According to Dvorksi herself, “swimming is a very mental sport.” So how does someone juggle 22 and a half hours of swimming, 18 hours of work, and full time schooling every week? Hannah says it’s all about keeping focused, and receiving helpful support from her family, friends, school, and teammates. Her family and friends always cheer her on and are very proud of her. Hannah also finds the school community to be “very accommodating” when she has to miss school for any sport related activities. She has her role models Natalie Coughlin (12-time Olympian) and Missy Franklin (4-time Olympic gold medalist and only age 17) to look up to as well.
There are some things Hannah has had to give up, though. Although she would also like to also join the school track team, there just isn’t enough time to spare. But her main advice to students participating in a sport is to enjoy the experience and rely on your teammates. “Have fun! It’s so much fun! My best friends are from swimming. There’s no one who compares to them.”
In the little spare time that she does have, Dvorski, like any teenager, enjoys going on the computer to check up on Twitter and Tumblr and watching the Walking Dead.
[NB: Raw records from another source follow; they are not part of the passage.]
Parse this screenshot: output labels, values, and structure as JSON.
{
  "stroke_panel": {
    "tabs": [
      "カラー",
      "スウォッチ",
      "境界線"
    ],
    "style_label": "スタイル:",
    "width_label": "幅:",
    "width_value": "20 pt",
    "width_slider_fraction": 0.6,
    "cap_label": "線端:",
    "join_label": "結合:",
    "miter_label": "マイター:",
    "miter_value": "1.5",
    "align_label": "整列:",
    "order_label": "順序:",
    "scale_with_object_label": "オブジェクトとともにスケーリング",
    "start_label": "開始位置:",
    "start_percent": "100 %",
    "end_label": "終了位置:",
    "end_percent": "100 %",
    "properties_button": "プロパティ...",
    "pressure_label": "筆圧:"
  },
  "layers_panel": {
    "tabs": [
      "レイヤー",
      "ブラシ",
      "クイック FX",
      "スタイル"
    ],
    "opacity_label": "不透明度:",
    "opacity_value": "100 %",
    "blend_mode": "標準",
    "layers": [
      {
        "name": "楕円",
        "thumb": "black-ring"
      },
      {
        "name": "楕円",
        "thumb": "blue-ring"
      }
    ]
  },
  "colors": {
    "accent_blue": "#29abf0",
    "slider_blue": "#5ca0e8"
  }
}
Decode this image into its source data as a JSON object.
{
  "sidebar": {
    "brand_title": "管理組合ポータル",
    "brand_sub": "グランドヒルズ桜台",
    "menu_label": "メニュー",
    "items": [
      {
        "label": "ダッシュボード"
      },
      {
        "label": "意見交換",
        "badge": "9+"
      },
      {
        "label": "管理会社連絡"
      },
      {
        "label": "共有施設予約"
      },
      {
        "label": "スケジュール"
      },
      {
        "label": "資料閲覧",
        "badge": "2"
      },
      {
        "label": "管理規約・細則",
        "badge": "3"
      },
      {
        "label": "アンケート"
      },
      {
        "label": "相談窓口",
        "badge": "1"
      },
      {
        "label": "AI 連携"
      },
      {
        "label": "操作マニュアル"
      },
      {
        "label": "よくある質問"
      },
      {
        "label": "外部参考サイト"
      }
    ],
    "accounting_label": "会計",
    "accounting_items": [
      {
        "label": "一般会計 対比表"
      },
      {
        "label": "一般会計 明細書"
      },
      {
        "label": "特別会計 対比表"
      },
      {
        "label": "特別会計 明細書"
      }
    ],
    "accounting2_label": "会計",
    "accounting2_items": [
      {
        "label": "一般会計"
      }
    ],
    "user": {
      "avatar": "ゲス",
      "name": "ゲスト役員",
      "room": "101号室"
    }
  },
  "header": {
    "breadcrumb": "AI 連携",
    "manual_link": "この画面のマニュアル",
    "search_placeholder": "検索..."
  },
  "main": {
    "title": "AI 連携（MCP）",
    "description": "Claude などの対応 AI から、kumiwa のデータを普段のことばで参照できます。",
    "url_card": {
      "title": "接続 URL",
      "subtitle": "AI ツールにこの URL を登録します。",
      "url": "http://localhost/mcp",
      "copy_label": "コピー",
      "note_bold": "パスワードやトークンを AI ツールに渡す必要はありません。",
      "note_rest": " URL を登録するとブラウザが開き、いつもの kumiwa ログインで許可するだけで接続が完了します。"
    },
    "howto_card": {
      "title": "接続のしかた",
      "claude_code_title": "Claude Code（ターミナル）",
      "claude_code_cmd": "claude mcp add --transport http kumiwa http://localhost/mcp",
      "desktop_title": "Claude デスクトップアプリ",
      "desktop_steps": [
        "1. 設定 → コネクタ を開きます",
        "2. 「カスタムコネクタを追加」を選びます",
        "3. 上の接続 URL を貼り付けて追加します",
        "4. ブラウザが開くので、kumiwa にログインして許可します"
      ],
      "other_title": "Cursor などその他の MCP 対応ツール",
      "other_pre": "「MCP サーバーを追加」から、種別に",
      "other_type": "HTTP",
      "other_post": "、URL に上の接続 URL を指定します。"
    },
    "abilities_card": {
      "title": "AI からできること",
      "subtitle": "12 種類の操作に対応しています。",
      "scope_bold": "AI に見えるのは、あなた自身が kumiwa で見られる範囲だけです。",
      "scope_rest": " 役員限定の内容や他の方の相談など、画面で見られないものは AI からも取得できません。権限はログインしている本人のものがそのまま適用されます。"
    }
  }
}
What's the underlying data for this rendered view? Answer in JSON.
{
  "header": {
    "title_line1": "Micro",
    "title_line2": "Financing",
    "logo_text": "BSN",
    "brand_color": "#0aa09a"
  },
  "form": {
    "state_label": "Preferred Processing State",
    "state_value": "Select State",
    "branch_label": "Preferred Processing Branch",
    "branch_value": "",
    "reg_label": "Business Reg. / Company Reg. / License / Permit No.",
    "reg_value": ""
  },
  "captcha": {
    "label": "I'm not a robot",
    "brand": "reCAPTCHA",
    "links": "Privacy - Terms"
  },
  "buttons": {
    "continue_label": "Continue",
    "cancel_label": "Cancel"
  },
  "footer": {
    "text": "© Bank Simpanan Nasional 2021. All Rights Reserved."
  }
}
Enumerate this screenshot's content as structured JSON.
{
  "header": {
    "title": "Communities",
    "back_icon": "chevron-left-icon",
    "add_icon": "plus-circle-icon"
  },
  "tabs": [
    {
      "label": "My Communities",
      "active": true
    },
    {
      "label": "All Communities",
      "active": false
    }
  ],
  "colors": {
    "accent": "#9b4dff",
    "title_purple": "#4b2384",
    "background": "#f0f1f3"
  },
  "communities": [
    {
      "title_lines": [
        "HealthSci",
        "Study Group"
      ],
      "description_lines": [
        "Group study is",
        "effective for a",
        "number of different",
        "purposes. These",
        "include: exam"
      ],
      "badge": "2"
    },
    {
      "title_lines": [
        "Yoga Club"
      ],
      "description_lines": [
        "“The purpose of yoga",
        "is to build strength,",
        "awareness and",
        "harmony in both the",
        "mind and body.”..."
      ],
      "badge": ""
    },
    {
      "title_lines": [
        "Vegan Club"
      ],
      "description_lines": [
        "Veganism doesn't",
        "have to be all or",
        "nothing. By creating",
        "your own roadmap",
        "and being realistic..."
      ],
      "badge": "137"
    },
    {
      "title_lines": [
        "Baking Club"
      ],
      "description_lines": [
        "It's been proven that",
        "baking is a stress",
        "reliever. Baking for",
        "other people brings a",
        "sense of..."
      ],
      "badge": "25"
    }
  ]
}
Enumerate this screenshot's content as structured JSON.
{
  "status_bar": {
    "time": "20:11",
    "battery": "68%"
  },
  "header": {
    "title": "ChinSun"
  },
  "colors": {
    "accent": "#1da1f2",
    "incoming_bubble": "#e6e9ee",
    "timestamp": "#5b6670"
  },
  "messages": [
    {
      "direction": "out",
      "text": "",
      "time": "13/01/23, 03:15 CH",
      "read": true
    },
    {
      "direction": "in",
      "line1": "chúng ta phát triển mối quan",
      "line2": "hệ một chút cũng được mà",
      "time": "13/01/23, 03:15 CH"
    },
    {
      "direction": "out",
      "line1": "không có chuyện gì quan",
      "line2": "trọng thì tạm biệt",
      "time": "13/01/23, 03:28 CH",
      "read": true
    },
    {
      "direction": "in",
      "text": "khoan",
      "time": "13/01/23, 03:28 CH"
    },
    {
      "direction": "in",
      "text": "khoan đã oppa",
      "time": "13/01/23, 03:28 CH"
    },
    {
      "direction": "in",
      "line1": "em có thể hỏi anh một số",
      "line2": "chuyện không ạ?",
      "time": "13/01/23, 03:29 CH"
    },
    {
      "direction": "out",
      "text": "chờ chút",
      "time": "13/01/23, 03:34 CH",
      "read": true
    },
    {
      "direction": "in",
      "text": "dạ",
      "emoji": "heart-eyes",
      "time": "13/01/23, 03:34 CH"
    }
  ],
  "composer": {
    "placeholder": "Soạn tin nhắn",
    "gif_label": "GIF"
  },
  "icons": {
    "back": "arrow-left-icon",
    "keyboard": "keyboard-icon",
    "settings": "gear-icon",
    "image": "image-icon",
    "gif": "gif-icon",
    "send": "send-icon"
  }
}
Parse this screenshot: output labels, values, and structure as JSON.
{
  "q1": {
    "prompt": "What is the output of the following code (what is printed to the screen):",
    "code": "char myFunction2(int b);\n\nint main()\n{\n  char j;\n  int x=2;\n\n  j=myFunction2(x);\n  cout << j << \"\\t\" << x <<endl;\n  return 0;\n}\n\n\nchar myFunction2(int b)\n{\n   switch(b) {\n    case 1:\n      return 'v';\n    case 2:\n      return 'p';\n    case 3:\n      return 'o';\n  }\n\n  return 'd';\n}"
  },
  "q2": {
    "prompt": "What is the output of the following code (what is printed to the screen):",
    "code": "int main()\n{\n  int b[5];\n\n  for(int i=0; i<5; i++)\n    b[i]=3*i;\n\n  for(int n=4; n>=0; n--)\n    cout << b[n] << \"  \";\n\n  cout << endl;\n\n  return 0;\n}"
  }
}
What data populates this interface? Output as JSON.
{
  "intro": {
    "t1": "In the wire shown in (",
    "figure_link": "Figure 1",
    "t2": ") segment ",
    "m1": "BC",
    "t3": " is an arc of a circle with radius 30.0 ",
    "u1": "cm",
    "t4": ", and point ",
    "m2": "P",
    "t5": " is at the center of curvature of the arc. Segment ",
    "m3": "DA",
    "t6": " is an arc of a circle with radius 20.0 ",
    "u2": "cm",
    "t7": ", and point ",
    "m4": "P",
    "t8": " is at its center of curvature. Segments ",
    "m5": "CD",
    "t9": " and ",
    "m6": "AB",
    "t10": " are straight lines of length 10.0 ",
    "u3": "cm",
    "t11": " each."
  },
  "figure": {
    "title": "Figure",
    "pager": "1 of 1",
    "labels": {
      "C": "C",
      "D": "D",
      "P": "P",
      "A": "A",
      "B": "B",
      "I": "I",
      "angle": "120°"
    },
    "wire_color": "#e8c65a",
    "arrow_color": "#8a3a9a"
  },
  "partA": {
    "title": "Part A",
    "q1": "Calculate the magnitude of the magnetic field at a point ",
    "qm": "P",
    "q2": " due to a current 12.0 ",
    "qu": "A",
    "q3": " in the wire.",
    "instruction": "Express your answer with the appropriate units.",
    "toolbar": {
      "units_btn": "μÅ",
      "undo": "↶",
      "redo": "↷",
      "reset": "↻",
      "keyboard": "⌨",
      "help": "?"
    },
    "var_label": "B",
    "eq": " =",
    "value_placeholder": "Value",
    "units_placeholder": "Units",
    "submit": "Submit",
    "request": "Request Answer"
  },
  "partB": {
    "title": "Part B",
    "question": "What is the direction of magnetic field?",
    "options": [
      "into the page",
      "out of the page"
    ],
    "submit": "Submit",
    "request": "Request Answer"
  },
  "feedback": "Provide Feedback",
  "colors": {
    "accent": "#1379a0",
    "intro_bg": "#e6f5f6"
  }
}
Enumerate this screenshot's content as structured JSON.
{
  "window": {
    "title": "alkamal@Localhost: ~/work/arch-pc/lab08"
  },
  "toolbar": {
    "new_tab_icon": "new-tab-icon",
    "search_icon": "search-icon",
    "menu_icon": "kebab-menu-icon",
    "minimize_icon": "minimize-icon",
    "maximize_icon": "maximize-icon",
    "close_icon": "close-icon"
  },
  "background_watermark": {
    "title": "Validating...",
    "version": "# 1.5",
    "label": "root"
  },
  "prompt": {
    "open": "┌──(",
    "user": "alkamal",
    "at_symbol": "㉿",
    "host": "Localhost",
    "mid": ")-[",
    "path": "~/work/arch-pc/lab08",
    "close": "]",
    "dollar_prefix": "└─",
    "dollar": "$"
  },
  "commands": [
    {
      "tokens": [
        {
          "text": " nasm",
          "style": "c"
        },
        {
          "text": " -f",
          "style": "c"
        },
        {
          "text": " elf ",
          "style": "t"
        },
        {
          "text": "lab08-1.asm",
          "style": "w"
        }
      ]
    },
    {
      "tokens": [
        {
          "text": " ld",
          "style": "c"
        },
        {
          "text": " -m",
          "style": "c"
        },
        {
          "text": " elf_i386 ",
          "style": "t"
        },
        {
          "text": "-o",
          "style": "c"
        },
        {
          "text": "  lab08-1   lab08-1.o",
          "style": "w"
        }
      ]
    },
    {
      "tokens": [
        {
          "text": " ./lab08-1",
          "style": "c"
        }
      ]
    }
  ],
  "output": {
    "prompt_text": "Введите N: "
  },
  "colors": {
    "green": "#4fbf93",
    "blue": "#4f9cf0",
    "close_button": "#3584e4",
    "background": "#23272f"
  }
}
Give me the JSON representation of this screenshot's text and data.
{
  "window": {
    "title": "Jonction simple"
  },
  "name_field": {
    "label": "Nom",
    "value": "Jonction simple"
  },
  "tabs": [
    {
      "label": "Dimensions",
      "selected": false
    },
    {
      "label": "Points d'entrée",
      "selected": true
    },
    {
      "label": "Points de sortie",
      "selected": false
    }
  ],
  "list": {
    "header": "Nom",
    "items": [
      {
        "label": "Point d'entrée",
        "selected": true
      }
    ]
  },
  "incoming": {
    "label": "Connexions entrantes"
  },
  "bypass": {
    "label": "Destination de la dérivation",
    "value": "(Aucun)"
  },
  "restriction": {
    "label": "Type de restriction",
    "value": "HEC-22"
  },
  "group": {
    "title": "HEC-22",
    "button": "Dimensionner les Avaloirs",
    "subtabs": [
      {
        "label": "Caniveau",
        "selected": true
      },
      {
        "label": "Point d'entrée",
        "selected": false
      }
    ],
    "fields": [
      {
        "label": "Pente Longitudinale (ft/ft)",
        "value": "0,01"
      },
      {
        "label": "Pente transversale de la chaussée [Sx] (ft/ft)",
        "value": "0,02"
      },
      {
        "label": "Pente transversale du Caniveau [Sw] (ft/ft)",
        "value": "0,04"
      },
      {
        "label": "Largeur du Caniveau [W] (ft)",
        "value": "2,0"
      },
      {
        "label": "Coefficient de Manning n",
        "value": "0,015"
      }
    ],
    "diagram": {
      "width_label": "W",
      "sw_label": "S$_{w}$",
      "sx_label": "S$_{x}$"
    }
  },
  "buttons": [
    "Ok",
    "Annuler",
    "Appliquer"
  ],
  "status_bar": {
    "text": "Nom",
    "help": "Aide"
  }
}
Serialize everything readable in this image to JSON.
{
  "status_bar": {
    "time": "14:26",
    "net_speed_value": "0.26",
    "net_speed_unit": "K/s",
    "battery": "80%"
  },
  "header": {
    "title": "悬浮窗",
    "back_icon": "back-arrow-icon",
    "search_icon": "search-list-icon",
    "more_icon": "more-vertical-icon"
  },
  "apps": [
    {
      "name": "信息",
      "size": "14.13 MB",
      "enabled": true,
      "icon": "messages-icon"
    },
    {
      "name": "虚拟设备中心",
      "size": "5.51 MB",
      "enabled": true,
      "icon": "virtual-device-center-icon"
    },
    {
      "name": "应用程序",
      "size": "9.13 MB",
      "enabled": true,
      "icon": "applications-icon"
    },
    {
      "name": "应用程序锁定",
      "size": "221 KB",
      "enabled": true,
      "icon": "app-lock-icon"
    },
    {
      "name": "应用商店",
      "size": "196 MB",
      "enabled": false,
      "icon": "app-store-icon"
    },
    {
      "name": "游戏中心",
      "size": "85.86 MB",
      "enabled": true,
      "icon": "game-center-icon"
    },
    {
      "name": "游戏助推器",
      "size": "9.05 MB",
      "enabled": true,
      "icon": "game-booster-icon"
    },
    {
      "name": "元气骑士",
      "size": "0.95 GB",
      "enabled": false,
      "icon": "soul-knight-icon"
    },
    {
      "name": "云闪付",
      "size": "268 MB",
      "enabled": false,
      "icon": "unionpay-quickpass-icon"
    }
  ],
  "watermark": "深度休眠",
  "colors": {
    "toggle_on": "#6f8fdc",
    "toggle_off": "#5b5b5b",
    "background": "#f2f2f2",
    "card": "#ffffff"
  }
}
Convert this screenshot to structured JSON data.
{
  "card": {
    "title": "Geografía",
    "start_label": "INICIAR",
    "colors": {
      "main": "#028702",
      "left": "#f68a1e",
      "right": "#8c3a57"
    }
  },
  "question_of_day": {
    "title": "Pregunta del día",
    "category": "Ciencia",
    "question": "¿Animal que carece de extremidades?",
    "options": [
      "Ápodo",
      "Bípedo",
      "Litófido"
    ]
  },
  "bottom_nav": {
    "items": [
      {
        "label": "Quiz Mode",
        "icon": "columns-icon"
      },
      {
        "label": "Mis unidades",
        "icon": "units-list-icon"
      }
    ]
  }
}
She can relate to her favourite TV show, as she states that with her very busy schedule she only gets about 5 hours of sleep a night.
Dvorski is also thinking about her plans after graduation from STM. In an ideal world, she says, she would want to enroll in a university in the United States and swim through her undergraduate years, eventually making it to the Olympic level and participating for Canada. But she is keeping her options open and if she can’t swim professionally, she’s thinking about forensics or dentistry.
Above all, Hannah wants to be doing what she loves in the future, and will continue to swim regardless of where she goes. She can only see herself “still swimming, being happy.”